From a developer standpoint, Windows 10 continues the work shared at Build last April. Universal Windows apps and the ability to leverage the same code to deliver appropriately tailored experiences to multiple device types were the centerpiece of that announcement. They continue to be the cornerstone of the single Windows application platform announced by Terry and Joe today. The most important thing you should take from today’s announcements is that the best way to prepare for Windows 10 is to keep building universal Windows apps.

We have more work to do before we can share details about the Windows 10 developer experience, but you can already see that Windows 10 is designed to reach more customers and device types with a common user experience that includes several news ways for people to discover and engage with apps.

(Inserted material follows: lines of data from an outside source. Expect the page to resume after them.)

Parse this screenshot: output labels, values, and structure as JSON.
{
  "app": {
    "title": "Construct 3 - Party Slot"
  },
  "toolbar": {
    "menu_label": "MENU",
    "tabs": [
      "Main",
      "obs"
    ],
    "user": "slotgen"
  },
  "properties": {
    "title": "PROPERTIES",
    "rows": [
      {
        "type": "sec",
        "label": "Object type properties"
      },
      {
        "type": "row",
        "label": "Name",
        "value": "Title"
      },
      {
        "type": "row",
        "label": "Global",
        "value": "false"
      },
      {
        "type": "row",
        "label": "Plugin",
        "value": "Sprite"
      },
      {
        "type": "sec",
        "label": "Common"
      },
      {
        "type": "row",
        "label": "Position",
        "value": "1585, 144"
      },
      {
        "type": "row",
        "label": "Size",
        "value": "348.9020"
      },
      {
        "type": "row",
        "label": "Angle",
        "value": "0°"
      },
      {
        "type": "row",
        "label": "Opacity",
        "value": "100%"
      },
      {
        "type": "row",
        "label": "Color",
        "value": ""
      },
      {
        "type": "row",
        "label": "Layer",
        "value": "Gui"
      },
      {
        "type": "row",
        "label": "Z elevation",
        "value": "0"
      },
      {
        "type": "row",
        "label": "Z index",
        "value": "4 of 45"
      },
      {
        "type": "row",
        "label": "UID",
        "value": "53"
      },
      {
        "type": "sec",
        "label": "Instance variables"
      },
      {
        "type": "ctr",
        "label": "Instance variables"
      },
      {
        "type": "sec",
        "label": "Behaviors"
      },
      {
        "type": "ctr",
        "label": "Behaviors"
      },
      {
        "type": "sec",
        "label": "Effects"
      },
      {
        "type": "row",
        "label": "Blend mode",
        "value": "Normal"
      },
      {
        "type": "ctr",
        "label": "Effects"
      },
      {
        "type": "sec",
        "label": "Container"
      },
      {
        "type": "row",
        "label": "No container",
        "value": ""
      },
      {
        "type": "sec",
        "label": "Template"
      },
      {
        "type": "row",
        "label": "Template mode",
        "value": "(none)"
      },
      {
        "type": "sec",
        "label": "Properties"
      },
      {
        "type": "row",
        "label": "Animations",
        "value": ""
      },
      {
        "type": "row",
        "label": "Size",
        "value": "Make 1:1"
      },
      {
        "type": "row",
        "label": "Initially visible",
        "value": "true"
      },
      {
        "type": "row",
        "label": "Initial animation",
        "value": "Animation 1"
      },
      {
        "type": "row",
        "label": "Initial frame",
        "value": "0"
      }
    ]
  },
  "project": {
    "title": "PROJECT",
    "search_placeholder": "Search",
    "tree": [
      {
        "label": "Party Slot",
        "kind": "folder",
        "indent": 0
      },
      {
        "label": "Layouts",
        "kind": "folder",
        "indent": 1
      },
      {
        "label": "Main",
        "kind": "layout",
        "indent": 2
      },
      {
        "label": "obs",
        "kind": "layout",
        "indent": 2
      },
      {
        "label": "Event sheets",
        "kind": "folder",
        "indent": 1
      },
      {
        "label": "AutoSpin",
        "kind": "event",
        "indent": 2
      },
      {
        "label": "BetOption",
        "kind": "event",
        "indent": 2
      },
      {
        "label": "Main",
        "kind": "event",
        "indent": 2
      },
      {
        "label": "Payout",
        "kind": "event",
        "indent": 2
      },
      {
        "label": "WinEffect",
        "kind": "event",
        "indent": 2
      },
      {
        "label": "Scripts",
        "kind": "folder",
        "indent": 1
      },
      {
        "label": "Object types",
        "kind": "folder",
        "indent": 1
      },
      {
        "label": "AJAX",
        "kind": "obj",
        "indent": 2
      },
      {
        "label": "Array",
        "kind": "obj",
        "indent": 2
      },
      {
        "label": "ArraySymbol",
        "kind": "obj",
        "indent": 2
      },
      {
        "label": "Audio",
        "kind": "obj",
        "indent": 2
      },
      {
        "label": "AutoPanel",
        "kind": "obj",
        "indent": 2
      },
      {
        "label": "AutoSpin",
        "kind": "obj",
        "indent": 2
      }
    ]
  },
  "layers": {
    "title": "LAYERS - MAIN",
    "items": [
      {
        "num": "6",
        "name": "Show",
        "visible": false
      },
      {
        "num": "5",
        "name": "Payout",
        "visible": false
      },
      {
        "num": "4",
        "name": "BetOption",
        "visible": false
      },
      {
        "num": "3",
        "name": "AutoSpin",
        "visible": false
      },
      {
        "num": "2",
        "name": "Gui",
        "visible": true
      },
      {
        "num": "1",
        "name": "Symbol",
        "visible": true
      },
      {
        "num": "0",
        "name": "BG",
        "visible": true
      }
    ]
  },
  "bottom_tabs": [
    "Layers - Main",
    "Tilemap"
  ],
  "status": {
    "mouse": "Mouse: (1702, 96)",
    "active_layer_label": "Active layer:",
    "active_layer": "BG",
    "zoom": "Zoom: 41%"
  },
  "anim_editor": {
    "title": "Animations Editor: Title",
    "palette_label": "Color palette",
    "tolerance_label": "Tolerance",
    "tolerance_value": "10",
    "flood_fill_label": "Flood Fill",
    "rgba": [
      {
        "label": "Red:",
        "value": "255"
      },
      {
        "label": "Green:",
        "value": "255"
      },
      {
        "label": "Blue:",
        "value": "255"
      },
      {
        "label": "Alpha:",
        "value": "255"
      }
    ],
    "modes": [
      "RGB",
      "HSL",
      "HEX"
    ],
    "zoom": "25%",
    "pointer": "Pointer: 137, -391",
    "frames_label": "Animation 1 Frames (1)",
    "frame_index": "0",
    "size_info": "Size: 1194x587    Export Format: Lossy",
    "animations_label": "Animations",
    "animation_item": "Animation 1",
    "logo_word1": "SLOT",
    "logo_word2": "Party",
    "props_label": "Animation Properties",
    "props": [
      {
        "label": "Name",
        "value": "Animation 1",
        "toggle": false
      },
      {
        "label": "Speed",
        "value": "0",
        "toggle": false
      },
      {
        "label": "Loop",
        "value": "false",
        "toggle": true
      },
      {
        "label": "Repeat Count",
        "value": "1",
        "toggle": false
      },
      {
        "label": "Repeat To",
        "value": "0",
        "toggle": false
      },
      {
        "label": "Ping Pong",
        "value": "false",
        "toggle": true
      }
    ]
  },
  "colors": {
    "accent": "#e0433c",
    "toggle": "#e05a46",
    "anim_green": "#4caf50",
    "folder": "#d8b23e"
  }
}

Windows 10

We continue to make progress in platform commonality, Store unification, and discoverability. Giving you the ability to easily publish to one Store across all device types and providing you a variety of new places in which to showcase your app functionality will increase your ability to reach new users and engage your existing users, in ways you couldn’t before.

Windows 10 will:

  • Build on our commitment to provide a common Windows platform and give you one consistent API layer with consistent UX design surfaces and flexible tools.
  • Enable Windows Store apps to run in a windowed environment on the desktop so that they perform better on a wider range of hardware.
  • Deliver one Store for all devices, making it easier for you to reach customers in consistent and compelling ways no matter what type of device they’re using. We’re also planning to make the Store more useful for corporations with volume app purchasing, more flexible distribution mechanisms, and the ability to create a custom or curated Store experience (note that the Windows 10 Preview contains the existing Windows 8.1 Store).

For more information about Windows 10 and the Windows Insider Program, check out Blogging Windows.

Where do we go from here?

The path forward for developers is simple. Today’s universal Windows apps provide the foundation for development on Windows going forward.

I know many of you will participate in the Windows Insider Program. Keep in mind that this is all prerelease software and you are likely to encounter a variety of issues at this stage:

  • We don’t recommend using Windows 10 as your primary OS for software development. The Windows App Certification Kit does not currently work on Windows 10 and there also a few bugs in the tools which mean that this combination can’t be used for ‘go live’ software development.
  • Don’t worry if you encounter issues running your apps. We have not yet done the extensive app compat work that we do for every Windows release, we are too early in the cycle yet. These problems will be fixed and we remain committed to app compatibility.
  • We haven’t integrated all of the visual designs into this build. As with previous previews of Windows the look and feel will be finalized as we get closer to the release date, so please don’t consider the UI you see, or the features you use, as complete. Things will change.

When you join the Windows Insider Program, you’ll get information on how to let us know what you find. We want your feedback.

And, if you haven’t yet, now is a great time to get started building universal Windows apps. Here are some links to some of the best resources to get started:

Official Documentation

Comprehensive Online Training